Return a copy of every line in the data below that contains "Templates".
#### DATA LISTING ####
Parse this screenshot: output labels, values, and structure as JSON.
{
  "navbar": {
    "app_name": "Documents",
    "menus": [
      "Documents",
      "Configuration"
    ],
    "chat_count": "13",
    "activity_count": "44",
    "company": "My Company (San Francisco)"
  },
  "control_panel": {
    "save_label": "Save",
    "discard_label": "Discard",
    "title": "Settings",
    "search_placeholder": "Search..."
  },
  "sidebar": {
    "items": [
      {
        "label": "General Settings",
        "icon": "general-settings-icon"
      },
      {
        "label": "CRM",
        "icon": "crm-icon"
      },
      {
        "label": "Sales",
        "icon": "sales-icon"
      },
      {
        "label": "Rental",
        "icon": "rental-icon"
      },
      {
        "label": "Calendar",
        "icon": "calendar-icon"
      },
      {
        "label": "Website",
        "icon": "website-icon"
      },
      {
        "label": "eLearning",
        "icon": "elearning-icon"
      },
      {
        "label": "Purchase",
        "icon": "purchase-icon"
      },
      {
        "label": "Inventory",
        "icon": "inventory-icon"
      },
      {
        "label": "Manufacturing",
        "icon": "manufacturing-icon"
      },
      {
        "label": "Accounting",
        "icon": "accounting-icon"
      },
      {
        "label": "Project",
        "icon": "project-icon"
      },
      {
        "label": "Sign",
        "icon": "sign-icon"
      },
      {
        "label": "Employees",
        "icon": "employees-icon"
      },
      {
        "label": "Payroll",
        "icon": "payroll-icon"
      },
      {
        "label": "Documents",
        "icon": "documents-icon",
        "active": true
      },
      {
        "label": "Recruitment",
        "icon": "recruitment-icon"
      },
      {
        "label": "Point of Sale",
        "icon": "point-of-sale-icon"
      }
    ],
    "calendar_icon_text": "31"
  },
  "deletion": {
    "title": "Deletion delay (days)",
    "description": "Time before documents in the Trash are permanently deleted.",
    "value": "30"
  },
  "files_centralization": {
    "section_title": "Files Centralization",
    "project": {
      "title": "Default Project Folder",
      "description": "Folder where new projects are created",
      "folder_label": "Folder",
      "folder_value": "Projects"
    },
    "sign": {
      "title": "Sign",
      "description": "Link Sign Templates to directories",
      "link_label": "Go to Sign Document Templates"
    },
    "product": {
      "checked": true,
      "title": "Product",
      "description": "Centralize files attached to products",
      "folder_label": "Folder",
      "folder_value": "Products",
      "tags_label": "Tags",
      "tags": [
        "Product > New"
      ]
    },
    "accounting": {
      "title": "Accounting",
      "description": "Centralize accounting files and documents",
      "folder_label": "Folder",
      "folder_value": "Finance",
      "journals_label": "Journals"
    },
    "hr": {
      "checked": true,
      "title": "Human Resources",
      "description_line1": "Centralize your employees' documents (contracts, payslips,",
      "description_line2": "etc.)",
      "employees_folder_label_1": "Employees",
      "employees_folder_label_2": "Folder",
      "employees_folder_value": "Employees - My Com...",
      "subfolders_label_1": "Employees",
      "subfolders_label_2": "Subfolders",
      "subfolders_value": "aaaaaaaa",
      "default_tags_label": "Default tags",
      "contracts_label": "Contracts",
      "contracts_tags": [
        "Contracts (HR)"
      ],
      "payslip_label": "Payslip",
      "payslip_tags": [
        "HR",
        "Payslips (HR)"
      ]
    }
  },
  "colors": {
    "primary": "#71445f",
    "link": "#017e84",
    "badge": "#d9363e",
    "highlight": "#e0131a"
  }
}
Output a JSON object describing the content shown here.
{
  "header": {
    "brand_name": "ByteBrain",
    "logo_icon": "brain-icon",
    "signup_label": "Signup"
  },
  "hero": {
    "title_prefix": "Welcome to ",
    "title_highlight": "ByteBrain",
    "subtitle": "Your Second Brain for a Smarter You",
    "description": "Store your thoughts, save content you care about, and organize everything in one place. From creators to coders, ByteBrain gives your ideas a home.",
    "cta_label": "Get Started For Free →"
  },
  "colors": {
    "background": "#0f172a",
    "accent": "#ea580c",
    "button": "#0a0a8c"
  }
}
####
§ WRITTEN RESPONSE:
      "description": "Link Sign Templates to directories",
      "link_label": "Go to Sign Document Templates"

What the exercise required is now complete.